But how is Derek’s chances against Westbrook?
Better than what most people think. But that all depends upon how much Fish is willing to work on the defensive end. He cannot go under screens at all but cannot allow Westbrook to get to the rim time and time again also. He has to outsmart and outhustle Russell out on the floor if he is to stand any chance in this matchup. He must also challenge shots and make Westbrook work for every pass he wants to make. It’s all about mental fatigue and comfort for Fish against Westbrook.
As for the bench?
Well, Phil will shorten the rotation as he always does in the playoffs. So whoever gets the minutes will have to answer the bell each and every time. They have to be efficient on offense and aggressive but smart on defense. Guys like Shannon Brown and Jordan Farmar will need to be patient with their shot selection and use the Triangle to get their points. But they all have to be ready to change things on the fly wherever Phil wants them to contribute more or start doing things differently. As long as they put in the effort on both baskets and make their counterparts work for everything, the second unit should be fine.
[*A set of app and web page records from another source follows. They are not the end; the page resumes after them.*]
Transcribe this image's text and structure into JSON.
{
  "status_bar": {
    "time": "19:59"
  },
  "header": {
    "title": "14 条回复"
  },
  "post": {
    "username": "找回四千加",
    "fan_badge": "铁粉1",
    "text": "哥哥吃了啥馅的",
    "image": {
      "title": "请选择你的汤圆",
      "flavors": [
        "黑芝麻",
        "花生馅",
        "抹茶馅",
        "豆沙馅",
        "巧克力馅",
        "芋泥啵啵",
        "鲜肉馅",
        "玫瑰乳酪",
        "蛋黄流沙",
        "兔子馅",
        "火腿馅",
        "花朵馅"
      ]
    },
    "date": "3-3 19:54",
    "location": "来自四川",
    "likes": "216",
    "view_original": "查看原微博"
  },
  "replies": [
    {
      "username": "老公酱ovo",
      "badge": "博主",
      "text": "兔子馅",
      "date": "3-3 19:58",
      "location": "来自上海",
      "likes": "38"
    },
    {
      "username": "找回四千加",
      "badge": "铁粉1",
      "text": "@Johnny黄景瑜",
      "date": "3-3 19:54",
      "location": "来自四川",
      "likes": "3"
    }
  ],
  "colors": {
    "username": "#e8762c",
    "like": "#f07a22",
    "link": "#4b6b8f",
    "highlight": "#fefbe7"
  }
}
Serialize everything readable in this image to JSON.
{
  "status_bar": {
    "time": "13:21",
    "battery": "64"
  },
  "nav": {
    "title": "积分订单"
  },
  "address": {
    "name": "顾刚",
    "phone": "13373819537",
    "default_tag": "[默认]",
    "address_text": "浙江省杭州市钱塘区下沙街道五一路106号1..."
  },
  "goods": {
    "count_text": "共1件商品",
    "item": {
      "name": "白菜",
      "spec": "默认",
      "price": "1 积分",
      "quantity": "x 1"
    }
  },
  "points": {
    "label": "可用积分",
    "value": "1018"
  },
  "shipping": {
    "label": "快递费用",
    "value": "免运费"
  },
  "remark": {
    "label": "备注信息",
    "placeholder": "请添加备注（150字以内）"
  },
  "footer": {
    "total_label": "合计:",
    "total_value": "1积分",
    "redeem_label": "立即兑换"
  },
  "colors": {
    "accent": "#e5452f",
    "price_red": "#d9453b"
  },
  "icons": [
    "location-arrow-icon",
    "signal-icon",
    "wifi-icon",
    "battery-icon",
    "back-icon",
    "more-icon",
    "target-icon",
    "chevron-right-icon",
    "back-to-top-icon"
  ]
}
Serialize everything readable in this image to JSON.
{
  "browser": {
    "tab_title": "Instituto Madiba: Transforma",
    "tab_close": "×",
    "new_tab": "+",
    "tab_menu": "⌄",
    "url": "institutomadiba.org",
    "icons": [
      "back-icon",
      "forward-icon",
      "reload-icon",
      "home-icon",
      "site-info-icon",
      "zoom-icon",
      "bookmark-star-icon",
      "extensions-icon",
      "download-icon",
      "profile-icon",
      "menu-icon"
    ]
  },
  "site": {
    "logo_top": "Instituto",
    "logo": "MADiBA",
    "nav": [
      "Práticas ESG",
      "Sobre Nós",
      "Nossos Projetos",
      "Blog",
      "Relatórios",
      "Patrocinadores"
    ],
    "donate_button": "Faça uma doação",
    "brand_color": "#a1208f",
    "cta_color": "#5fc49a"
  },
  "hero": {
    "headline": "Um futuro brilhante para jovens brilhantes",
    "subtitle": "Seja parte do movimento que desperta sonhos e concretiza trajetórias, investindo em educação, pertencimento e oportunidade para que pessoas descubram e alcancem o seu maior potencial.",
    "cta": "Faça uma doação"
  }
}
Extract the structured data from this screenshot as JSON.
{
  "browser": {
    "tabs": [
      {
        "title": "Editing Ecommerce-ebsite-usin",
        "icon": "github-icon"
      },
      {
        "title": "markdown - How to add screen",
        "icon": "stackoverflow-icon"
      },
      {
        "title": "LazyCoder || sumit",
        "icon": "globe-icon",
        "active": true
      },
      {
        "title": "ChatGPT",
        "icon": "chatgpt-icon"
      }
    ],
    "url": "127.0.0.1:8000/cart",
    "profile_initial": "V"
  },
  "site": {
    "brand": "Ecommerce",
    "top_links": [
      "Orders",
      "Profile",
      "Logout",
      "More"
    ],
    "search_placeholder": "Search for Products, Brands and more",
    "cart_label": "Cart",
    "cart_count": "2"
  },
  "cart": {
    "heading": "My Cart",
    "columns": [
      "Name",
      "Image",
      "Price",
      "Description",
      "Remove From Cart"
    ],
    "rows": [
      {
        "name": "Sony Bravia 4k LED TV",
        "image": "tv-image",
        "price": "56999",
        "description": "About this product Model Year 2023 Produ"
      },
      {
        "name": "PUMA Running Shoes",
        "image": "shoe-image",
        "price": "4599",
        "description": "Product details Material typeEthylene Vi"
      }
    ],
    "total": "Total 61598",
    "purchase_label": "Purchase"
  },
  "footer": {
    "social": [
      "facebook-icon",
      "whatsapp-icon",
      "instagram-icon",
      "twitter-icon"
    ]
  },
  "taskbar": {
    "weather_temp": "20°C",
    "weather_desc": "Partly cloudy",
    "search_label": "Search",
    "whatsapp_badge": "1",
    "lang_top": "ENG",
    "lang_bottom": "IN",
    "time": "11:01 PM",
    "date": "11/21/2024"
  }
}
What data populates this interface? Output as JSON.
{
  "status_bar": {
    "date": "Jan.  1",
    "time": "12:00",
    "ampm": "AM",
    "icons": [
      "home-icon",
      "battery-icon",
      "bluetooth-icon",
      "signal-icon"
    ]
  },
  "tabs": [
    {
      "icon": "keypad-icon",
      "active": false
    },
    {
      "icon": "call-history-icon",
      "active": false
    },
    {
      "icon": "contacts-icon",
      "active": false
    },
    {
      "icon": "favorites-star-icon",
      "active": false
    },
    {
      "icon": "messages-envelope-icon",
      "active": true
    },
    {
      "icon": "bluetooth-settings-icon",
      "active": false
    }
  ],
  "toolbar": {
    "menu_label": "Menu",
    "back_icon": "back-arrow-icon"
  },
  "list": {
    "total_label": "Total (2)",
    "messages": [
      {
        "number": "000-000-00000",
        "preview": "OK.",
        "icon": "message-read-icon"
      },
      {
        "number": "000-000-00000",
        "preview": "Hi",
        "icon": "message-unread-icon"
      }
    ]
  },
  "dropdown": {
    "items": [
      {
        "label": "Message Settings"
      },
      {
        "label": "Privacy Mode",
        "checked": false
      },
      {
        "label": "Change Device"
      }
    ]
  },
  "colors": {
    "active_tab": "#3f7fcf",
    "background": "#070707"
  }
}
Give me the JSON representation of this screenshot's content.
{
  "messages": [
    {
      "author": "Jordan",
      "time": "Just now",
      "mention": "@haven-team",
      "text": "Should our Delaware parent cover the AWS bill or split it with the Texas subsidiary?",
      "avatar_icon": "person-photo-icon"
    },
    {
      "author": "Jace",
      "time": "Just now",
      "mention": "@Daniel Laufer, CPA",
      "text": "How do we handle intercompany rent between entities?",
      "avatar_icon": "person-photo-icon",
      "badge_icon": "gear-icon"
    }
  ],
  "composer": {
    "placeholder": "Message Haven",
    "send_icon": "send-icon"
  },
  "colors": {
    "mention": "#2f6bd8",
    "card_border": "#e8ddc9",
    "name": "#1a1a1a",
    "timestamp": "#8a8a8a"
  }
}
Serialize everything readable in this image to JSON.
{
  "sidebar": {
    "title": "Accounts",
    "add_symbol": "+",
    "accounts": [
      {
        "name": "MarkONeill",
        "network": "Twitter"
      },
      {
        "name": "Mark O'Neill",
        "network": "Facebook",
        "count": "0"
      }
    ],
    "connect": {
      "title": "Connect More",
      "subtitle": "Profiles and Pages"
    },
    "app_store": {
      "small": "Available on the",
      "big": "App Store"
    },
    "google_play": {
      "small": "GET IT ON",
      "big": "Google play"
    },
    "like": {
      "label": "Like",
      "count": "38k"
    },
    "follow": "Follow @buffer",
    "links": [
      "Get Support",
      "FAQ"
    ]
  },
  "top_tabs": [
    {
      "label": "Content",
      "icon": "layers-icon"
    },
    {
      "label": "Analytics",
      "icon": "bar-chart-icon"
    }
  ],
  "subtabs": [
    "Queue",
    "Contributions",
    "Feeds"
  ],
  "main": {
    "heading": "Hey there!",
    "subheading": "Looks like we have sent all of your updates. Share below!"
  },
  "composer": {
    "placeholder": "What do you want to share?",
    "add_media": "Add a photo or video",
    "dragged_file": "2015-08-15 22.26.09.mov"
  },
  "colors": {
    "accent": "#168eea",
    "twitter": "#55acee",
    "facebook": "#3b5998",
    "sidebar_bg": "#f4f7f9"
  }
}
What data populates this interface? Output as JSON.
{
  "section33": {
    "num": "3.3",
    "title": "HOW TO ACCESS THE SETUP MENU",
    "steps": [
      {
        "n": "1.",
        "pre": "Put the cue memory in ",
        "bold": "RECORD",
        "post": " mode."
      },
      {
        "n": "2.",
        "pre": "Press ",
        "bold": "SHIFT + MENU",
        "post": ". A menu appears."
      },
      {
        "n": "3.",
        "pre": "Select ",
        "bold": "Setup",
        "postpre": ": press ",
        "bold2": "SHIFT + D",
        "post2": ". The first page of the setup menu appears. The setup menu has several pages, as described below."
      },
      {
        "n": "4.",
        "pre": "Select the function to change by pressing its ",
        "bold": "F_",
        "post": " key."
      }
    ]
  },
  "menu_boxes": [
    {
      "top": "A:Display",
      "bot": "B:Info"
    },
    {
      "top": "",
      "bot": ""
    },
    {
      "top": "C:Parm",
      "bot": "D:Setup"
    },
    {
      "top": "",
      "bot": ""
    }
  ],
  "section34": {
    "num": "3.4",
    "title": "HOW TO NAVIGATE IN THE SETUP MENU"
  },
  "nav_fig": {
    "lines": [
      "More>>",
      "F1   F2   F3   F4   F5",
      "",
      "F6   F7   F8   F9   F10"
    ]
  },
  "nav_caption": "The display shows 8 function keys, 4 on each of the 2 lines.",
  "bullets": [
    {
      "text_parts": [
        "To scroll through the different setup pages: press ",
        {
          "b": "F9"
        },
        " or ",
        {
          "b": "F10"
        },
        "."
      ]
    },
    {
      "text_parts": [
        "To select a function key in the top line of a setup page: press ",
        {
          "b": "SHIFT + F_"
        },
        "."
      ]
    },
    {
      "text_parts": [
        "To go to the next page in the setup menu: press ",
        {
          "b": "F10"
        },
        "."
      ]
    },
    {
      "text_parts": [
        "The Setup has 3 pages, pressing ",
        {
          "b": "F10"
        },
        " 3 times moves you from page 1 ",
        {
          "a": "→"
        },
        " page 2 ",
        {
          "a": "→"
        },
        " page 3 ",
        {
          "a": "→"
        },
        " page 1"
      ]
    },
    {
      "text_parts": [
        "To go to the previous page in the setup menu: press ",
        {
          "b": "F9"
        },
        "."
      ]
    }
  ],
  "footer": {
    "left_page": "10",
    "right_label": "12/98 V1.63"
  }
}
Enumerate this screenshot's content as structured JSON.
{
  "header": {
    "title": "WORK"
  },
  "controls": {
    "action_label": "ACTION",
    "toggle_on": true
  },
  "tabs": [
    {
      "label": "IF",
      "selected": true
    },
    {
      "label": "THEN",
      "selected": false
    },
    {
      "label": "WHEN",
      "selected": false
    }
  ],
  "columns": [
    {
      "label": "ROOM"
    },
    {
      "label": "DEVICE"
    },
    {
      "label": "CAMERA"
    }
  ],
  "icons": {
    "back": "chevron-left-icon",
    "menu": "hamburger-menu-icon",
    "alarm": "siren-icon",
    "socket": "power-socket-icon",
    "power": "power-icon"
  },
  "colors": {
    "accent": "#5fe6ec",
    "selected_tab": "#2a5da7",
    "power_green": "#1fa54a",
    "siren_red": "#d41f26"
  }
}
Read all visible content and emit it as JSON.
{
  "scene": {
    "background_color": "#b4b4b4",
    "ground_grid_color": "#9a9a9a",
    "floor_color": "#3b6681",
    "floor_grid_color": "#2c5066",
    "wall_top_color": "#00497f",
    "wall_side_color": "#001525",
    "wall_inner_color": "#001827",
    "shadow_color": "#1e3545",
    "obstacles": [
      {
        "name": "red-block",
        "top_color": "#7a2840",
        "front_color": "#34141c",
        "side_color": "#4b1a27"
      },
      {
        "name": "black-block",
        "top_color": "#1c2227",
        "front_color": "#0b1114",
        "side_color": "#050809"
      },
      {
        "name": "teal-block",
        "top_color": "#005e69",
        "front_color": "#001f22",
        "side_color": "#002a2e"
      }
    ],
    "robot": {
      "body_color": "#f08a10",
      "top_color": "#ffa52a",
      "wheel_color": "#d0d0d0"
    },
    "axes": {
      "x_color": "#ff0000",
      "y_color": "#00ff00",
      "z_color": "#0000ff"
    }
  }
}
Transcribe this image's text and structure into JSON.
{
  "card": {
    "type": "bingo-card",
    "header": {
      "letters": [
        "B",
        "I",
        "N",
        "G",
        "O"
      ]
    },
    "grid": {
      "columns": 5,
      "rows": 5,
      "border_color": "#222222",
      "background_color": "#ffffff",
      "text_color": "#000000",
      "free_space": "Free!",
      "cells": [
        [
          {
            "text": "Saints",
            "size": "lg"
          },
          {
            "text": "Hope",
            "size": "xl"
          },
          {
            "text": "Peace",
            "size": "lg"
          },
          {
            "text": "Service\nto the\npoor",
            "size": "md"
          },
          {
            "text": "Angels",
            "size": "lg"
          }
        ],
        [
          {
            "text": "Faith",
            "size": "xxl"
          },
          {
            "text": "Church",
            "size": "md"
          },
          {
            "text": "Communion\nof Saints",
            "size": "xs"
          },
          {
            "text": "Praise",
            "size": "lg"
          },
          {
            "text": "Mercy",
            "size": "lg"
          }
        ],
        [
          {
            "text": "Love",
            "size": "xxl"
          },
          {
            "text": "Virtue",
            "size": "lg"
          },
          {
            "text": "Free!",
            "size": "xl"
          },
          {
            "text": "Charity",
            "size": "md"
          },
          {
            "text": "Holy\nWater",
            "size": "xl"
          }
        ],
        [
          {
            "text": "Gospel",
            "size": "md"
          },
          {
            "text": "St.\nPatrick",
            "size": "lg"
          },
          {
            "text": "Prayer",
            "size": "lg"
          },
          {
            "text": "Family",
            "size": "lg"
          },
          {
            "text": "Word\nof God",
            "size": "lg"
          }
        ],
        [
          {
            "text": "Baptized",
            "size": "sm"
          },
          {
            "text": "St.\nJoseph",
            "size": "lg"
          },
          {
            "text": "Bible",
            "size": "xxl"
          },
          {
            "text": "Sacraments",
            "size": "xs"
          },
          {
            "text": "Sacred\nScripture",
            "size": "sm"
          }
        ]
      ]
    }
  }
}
The Thunder can say they’re confident heading into this opening round with the Lakers all they want to. One win in 12 tries does not change momentum against any team. But let’s be honest here. If the Lakers show up to play every game, does Oklahoma City really have a chance to beat them 4 times?
Lakers in 5.